Ten years of a Parsi Purgatory. But that still did not prepare me for the American ‘Paradise’. In 1958, in the proverbial sexual encounters of Bombay’s fast trains, I came to know about sex. We lived in Bandra, school was in Churchgate.
By Hoshang Merchant | DNA
So every morning, I had undiluted fun for a full half an hour. I had a first class train pass but I’d prefer to travel second-class, thinking the proles would be more obliging. Wrong! I looked an upper-class kid, and the ‘aam-admi’ was more afraid of the ‘saheb log’ back then than they are now. Looking back, I had an easy run. In today’s metropolis, I would be murdered as that poor boy Adnan was a few years ago, when he went on a blind-date rustled up on the internet, only to encounter the local bully and death. I was seduced in class VI. I couldn’t tell my older sister till class XI. I had no one else to confide in due to fear and shame of being outed.

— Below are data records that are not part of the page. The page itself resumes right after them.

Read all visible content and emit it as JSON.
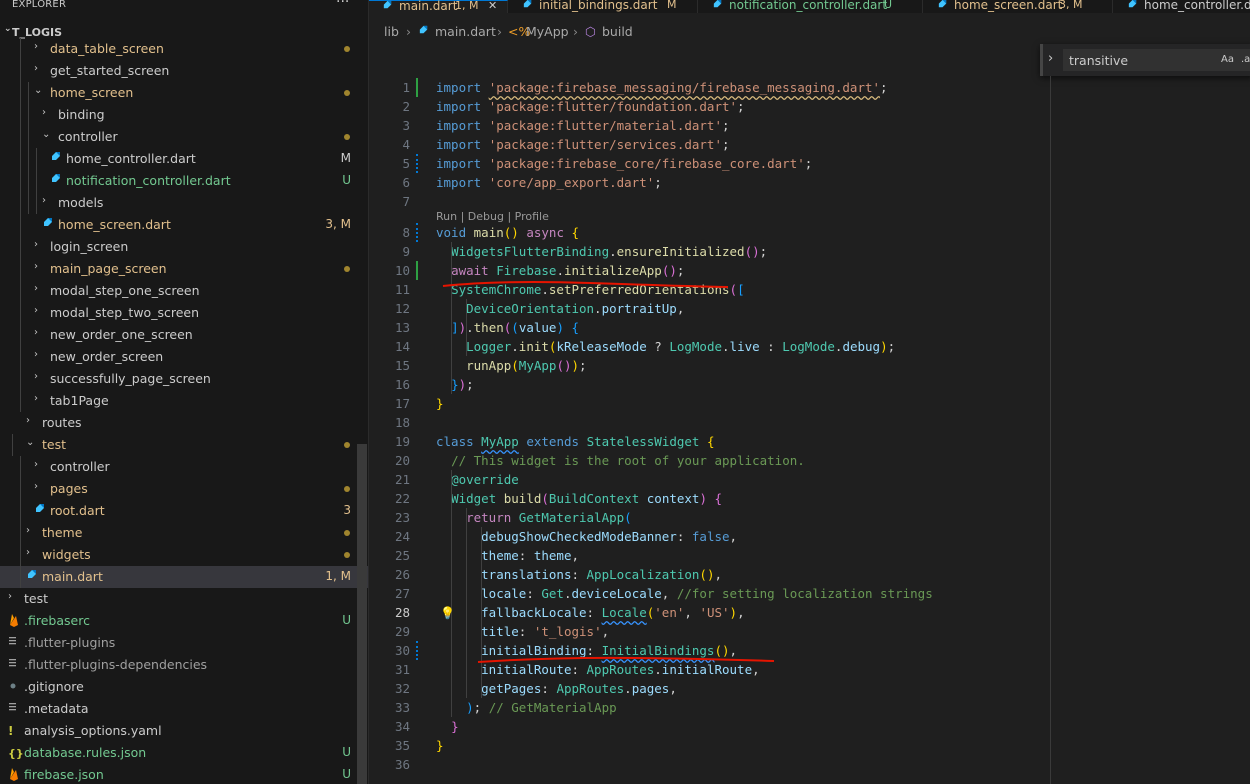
{
  "explorer": {
    "title": "EXPLORER",
    "more": "···",
    "project": "T_LOGIS"
  },
  "tree": [
    {
      "label": "data_table_screen",
      "chev": "›",
      "color": "#e2c08d",
      "dot": true,
      "badge": ""
    },
    {
      "label": "get_started_screen",
      "chev": "›",
      "color": "#cccccc",
      "dot": false,
      "badge": ""
    },
    {
      "label": "home_screen",
      "chev": "⌄",
      "color": "#e2c08d",
      "dot": true,
      "badge": ""
    },
    {
      "label": "binding",
      "chev": "›",
      "color": "#cccccc",
      "dot": false,
      "badge": ""
    },
    {
      "label": "controller",
      "chev": "⌄",
      "color": "#cccccc",
      "dot": true,
      "badge": ""
    },
    {
      "label": "home_controller.dart",
      "chev": "",
      "color": "#cccccc",
      "dot": false,
      "badge": "M"
    },
    {
      "label": "notification_controller.dart",
      "chev": "",
      "color": "#73c991",
      "dot": false,
      "badge": "U"
    },
    {
      "label": "models",
      "chev": "›",
      "color": "#cccccc",
      "dot": false,
      "badge": ""
    },
    {
      "label": "home_screen.dart",
      "chev": "",
      "color": "#e2c08d",
      "dot": false,
      "badge": "3, M"
    },
    {
      "label": "login_screen",
      "chev": "›",
      "color": "#cccccc",
      "dot": false,
      "badge": ""
    },
    {
      "label": "main_page_screen",
      "chev": "›",
      "color": "#e2c08d",
      "dot": true,
      "badge": ""
    },
    {
      "label": "modal_step_one_screen",
      "chev": "›",
      "color": "#cccccc",
      "dot": false,
      "badge": ""
    },
    {
      "label": "modal_step_two_screen",
      "chev": "›",
      "color": "#cccccc",
      "dot": false,
      "badge": ""
    },
    {
      "label": "new_order_one_screen",
      "chev": "›",
      "color": "#cccccc",
      "dot": false,
      "badge": ""
    },
    {
      "label": "new_order_screen",
      "chev": "›",
      "color": "#cccccc",
      "dot": false,
      "badge": ""
    },
    {
      "label": "successfully_page_screen",
      "chev": "›",
      "color": "#cccccc",
      "dot": false,
      "badge": ""
    },
    {
      "label": "tab1Page",
      "chev": "›",
      "color": "#cccccc",
      "dot": false,
      "badge": ""
    },
    {
      "label": "routes",
      "chev": "›",
      "color": "#cccccc",
      "dot": false,
      "badge": ""
    },
    {
      "label": "test",
      "chev": "⌄",
      "color": "#e2c08d",
      "dot": true,
      "badge": ""
    },
    {
      "label": "controller",
      "chev": "›",
      "color": "#cccccc",
      "dot": false,
      "badge": ""
    },
    {
      "label": "pages",
      "chev": "›",
      "color": "#e2c08d",
      "dot": true,
      "badge": ""
    },
    {
      "label": "root.dart",
      "chev": "",
      "color": "#e2c08d",
      "dot": false,
      "badge": "3"
    },
    {
      "label": "theme",
      "chev": "›",
      "color": "#e2c08d",
      "dot": true,
      "badge": ""
    },
    {
      "label": "widgets",
      "chev": "›",
      "color": "#e2c08d",
      "dot": true,
      "badge": ""
    },
    {
      "label": "main.dart",
      "chev": "",
      "color": "#e2c08d",
      "dot": false,
      "badge": "1, M"
    },
    {
      "label": "test",
      "chev": "›",
      "color": "#cccccc",
      "dot": false,
      "badge": ""
    },
    {
      "label": ".firebaserc",
      "chev": "",
      "color": "#73c991",
      "dot": false,
      "badge": "U"
    },
    {
      "label": ".flutter-plugins",
      "chev": "",
      "color": "#a0a0a0",
      "dot": false,
      "badge": ""
    },
    {
      "label": ".flutter-plugins-dependencies",
      "chev": "",
      "color": "#a0a0a0",
      "dot": false,
      "badge": ""
    },
    {
      "label": ".gitignore",
      "chev": "",
      "color": "#cccccc",
      "dot": false,
      "badge": ""
    },
    {
      "label": ".metadata",
      "chev": "",
      "color": "#cccccc",
      "dot": false,
      "badge": ""
    },
    {
      "label": "analysis_options.yaml",
      "chev": "",
      "color": "#cccccc",
      "dot": false,
      "badge": ""
    },
    {
      "label": "database.rules.json",
      "chev": "",
      "color": "#73c991",
      "dot": false,
      "badge": "U"
    },
    {
      "label": "firebase.json",
      "chev": "",
      "color": "#73c991",
      "dot": false,
      "badge": "U"
    }
  ],
  "tabs": [
    {
      "label": "main.dart",
      "status": "1, M",
      "active": true,
      "close": "✕",
      "color": "#e2c08d"
    },
    {
      "label": "initial_bindings.dart",
      "status": "M",
      "active": false,
      "close": "",
      "color": "#e2c08d"
    },
    {
      "label": "notification_controller.dart",
      "status": "U",
      "active": false,
      "close": "",
      "color": "#73c991"
    },
    {
      "label": "home_screen.dart",
      "status": "3, M",
      "active": false,
      "close": "",
      "color": "#e2c08d"
    },
    {
      "label": "home_controller.dart",
      "status": "",
      "active": false,
      "close": "",
      "color": "#cccccc"
    }
  ],
  "breadcrumb": {
    "part1": "lib",
    "part2": "main.dart",
    "part3": "MyApp",
    "part4": "build"
  },
  "find": {
    "value": "transitive",
    "aa": "Aa",
    "ab": ".ab"
  },
  "codelens": "Run | Debug | Profile",
  "current_line": 28,
  "colors": {
    "accent": "#0078d4",
    "modified": "#e2c08d",
    "untracked": "#73c991",
    "annotation": "#e51400"
  }
}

So there be pros and cons. I am Parsi. So let’s start with the pros. Parsis then as now were Westernised. So I was sent to a psychiatrist instead of being beaten up by macho elder men in the family as they do in Hyderabad. Dr Vahia secretly told my father, “Your boy is highly intelligent. And it will be hard to change him. Anyway, it is almost impossible to change homosexuals to heterosexuals. Just let him do what he wants.” I came to know about this only two years ago. Of course, the psychiatrist blamed me and not my parent who was paying his fees. Then it was the Freud oedipal paradigm that ruled. Now, homosexuality is considered to be genetic. I lived for 20 years under the guilt bred by the Parsi religion. I understood when I was in Iran that Zoroaster was pro-life. So dead bodies, menstruating women and homosexuals were taboo. Dr Dasturji Kooka’s book on Zoroastrianism in English explained to me at 30 the meaning of the ‘Jashn’ ceremony performed in our fire temples. The initiate (young priest) holds the flower of evil, but forsakes it for the seven flowers of good, strikes the waters of experience nine times for the nine directions, and having experienced evil and chosen good returns to life (the older priests). Zoroastrianism is a mature religion. Its interpretation is narrow.
Of course, patriarchal religions and societies breed machismo. Men are men; women, women. Zoroaster was no metrosexual, god forbid! So my mother became my enemy when she found out that her son was a ‘sissy’. This was an unbearable cross to a sensitive boy who loved the mother that shielded him from a disciplinarian father.
I am giving you the anatomy of a Parsi household of the ’50s, which bred social and sexual hypocrisy. Men had mistresses if they could afford them. But for social occasions, the wife always came first. Discovery led to social humiliation. I saw this in the case of my father. So I decided early on that whatever I do, I’d do openly. (As a single man, I could afford the decision that householders cannot.) Growing up under India’s then-Victorian laws, a homosexual’s testimony counted for nothing in the Parsi Matrimonial Court — even if he was honest and an eyewitness to a crime, as I was during my parents’ divorce trial. Under such a regimen, it is hard to love yourself and grow up guiltless. Strike down clause 377(b) of the Indian Penal Code, I say!
In a small in-bred community, adolescent homosexuality thrives (among cousins; schoolmates) but conversely, it also encourages subterfuge and silence on the issue due to naming and shaming by community busybodies and gossips. Hence the conspiracy of silence: Don’t ask/Don’t tell. I was disinherited for being gay. Relatives use this as a moral excuse to veil their own greed while depriving gay children of their patrimony. The coming-out ritual of America is a typical Puritan truth-telling — very in-your-face. It does not allow for the ‘letting-be’ and the delicacy of social compassion of older societies.
America, by contrast, lives by ghettoisation. Jewtown/Fagtown/Indian town actually exist in Chicago. Fagtown became upmarket due to the Pink Dollar and Jewtown became Indian-town when the upwardly-mobile Jew moved out of the ghetto to the suburbs. My American brother-in-law took my sister dancing to Chicago’s gay clubs ‘for the new music’ but could not brook me, a queen, for a brother-in-law.
I myself am no paragon of virtue. When Dina Mehta published both Firdaus Kanga and me in the now-defunct Kaiser-I-Hind in the mid-’80s, I refused to meet poor Firdaus. Being a lover of beauty like my mentor Anais Nin, I quoted her on my fear of “ugliness”. I decided to write my book not only out of a queen’s exhibitionism but also out of a Parsi sense of do-gooding, because even now, young gays routinely commit suicides.
Hoshang Merchant is a poet and author. His latest book is The Man Who Would Be Queen